and Freedom on their side, anyone can change the world.
The great thing is, even if Stoner Fluxx doesn't do much to
advance the public dialogue, we will still be helping the movement
with one of the things it needs most: cash donations. It's been
years since we've had enough disposable income to make sizable
donations to the execellent organizations working to end the
drug war; but now, we are pledging to give almost 25% of our
profits on Stoner Fluxx ($1 for every deck we sell) to organizations
like NORML, the Drug
Policy Alliance, MPP, and
MAPinc.org. The more we
sell, the more we donate!
But the final factor that really clinched it for us was the
advice we got from our new Sales Guru, Ali
Summers. Ali was just here
for a working weekend, helping us start to build up our Sales
department, and after playing Stoner
Fluxx, she said "This is a marketer's dream!" With
an endorsement like that, coming from our sales and marketing
expert, well... how could we put it off any longer?
Anyway, Hurricane Isabel is knocking at our door, so I need
to finish up this site and get it posted soon, in case the power
goes out. (Maybe I'll get that promo card index finished next
week!) To those of you riding out the storm with us, good luck!
||"Those who came before us risked
their property, their reputations, their freedom, and their lives
to push the boundaries of democracy for us. Inhale a bit of our
country's pungent, brawling, inspiring history, from the suffragists
to the civil rights movement, then tell me that battling the
bastards today is too hard, too uphill, or takes too long. What
else are you doing that is more worthy of your efforts than trying
to establish the moral principles of fairness, justice, and equality
for all?" -- Jim Hightower, from his book
Thieves in High Places, as quoted in the October 2003
issue of Utne Reader
||"Ricaurte called the mistake 'a simple human
error.' He said, 'We're scientists, not politicians,' and later:
'We're not chemists. We get hundreds of chemicals here. It is
not customary to check them.' OK, slow down. Read that again.
We get hundreds of chemicals in here, in this scientific laboratory
where we analyze the effect of chemicals on primate subjects,
and we do not bother to check the chemicals. Nope, we just read
the labels, get out the syringes, and hello monkey want some
whatever-this-is? It may be that drugs like ecstasy and marijuana
have some medical uses. There is already some evidence that this
is true, but there's been no follow- up because the government
will not allow it. The government is afraid of the answers, so
it refuses to ask the questions. Meantime, lapdogs like this
Ricaurte dude get gazillions of dollars to injure monkeys in
various ways to prove that the people who think they are having
a good time aren't. This is medieval science, intellectually
bankrupt and breathtakingly stupid." --
Jon Carroll, "It'll
kill you -- wait, no it won't"
||"Next time, please try to control
your excitement long enough to include the comments of those
of us who oppose these ridiculous drug laws. ...please stop reporting

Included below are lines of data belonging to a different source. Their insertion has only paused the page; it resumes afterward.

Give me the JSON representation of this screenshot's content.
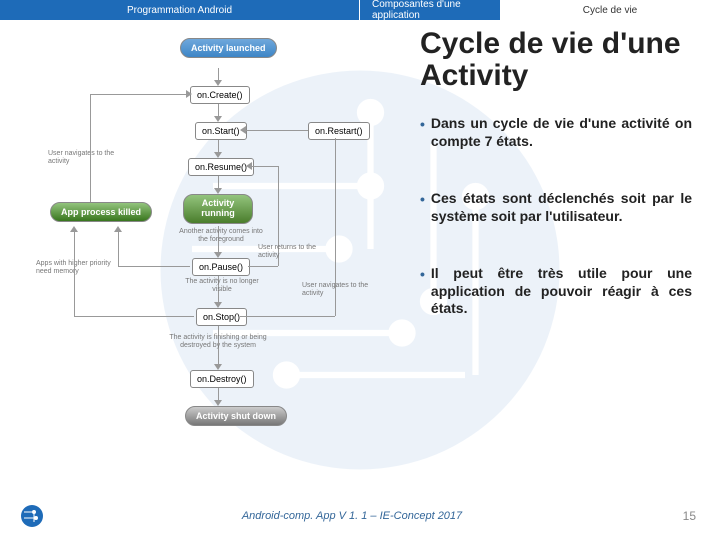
{
  "header": {
    "left": "Programmation Android",
    "mid": "Composantes d'une application",
    "right": "Cycle de vie"
  },
  "title": "Cycle de vie d'une Activity",
  "bullets": [
    "Dans un cycle de vie d'une activité on compte 7 états.",
    "Ces états sont déclenchés soit par le système soit par l'utilisateur.",
    "Il peut être très utile pour une application de pouvoir réagir à ces états."
  ],
  "footer": {
    "text": "Android-comp. App V 1. 1 – IE-Concept 2017",
    "page": "15"
  },
  "diagram": {
    "launched": "Activity launched",
    "onCreate": "on.Create()",
    "onStart": "on.Start()",
    "onResume": "on.Resume()",
    "running": "Activity running",
    "onPause": "on.Pause()",
    "onStop": "on.Stop()",
    "onDestroy": "on.Destroy()",
    "onRestart": "on.Restart()",
    "shutdown": "Activity shut down",
    "killed": "App process killed",
    "navBack": "User navigates to the activity",
    "another": "Another activity comes into the foreground",
    "returns": "User returns to the activity",
    "noLonger": "The activity is no longer visible",
    "userNav": "User navigates to the activity",
    "prio": "Apps with higher priority need memory",
    "finishing": "The activity is finishing or being destroyed by the system"
  }
}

on the drug war as if it were the most normal thing in the world
to jail people for what they choose to ingest into their own
bodies. Please wake up and begin reporting on drug prohibition

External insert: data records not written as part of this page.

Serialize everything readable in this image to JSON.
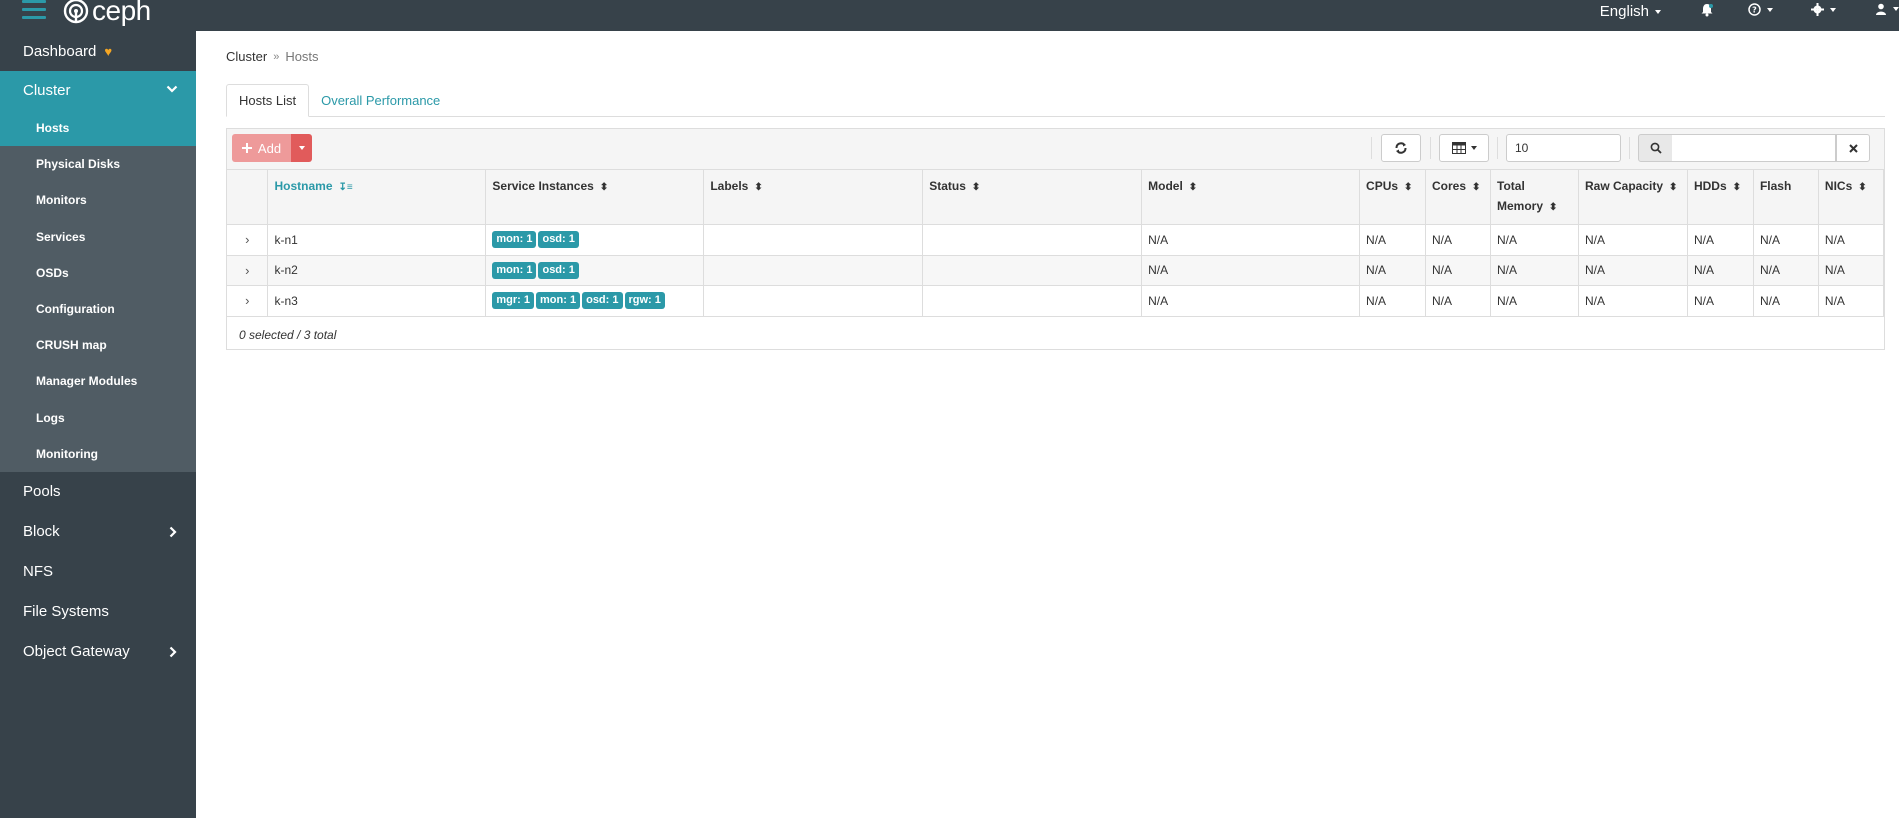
{
  "brand": {
    "name": "ceph"
  },
  "topnav": {
    "language": "English"
  },
  "sidebar": {
    "dashboard": "Dashboard",
    "cluster": "Cluster",
    "cluster_items": [
      "Hosts",
      "Physical Disks",
      "Monitors",
      "Services",
      "OSDs",
      "Configuration",
      "CRUSH map",
      "Manager Modules",
      "Logs",
      "Monitoring"
    ],
    "pools": "Pools",
    "block": "Block",
    "nfs": "NFS",
    "file_systems": "File Systems",
    "object_gateway": "Object Gateway"
  },
  "breadcrumb": {
    "parent": "Cluster",
    "current": "Hosts"
  },
  "tabs": {
    "hosts_list": "Hosts List",
    "overall_performance": "Overall Performance"
  },
  "toolbar": {
    "add_label": "Add",
    "limit_value": "10",
    "search_placeholder": ""
  },
  "table": {
    "columns": [
      "Hostname",
      "Service Instances",
      "Labels",
      "Status",
      "Model",
      "CPUs",
      "Cores",
      "Total Memory",
      "Raw Capacity",
      "HDDs",
      "Flash",
      "NICs"
    ],
    "total_memory_line1": "Total",
    "total_memory_line2": "Memory",
    "rows": [
      {
        "hostname": "k-n1",
        "services": [
          "mon: 1",
          "osd: 1"
        ],
        "model": "N/A",
        "cpus": "N/A",
        "cores": "N/A",
        "total_memory": "N/A",
        "raw_capacity": "N/A",
        "hdds": "N/A",
        "flash": "N/A",
        "nics": "N/A"
      },
      {
        "hostname": "k-n2",
        "services": [
          "mon: 1",
          "osd: 1"
        ],
        "model": "N/A",
        "cpus": "N/A",
        "cores": "N/A",
        "total_memory": "N/A",
        "raw_capacity": "N/A",
        "hdds": "N/A",
        "flash": "N/A",
        "nics": "N/A"
      },
      {
        "hostname": "k-n3",
        "services": [
          "mgr: 1",
          "mon: 1",
          "osd: 1",
          "rgw: 1"
        ],
        "model": "N/A",
        "cpus": "N/A",
        "cores": "N/A",
        "total_memory": "N/A",
        "raw_capacity": "N/A",
        "hdds": "N/A",
        "flash": "N/A",
        "nics": "N/A"
      }
    ],
    "footer": "0 selected / 3 total"
  },
  "colors": {
    "accent": "#2b99a8",
    "navbar": "#37424a",
    "sidebar_sub": "#505c64",
    "add_button": "#ee9a9a",
    "add_dropdown": "#e15b5b"
  }
}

as the Hitler-like horror it is." -- Alan
Randell, to the Editor of the Quesnel Cariboo Observer, Re: "Police
Bust Huge Pot Farm," September 3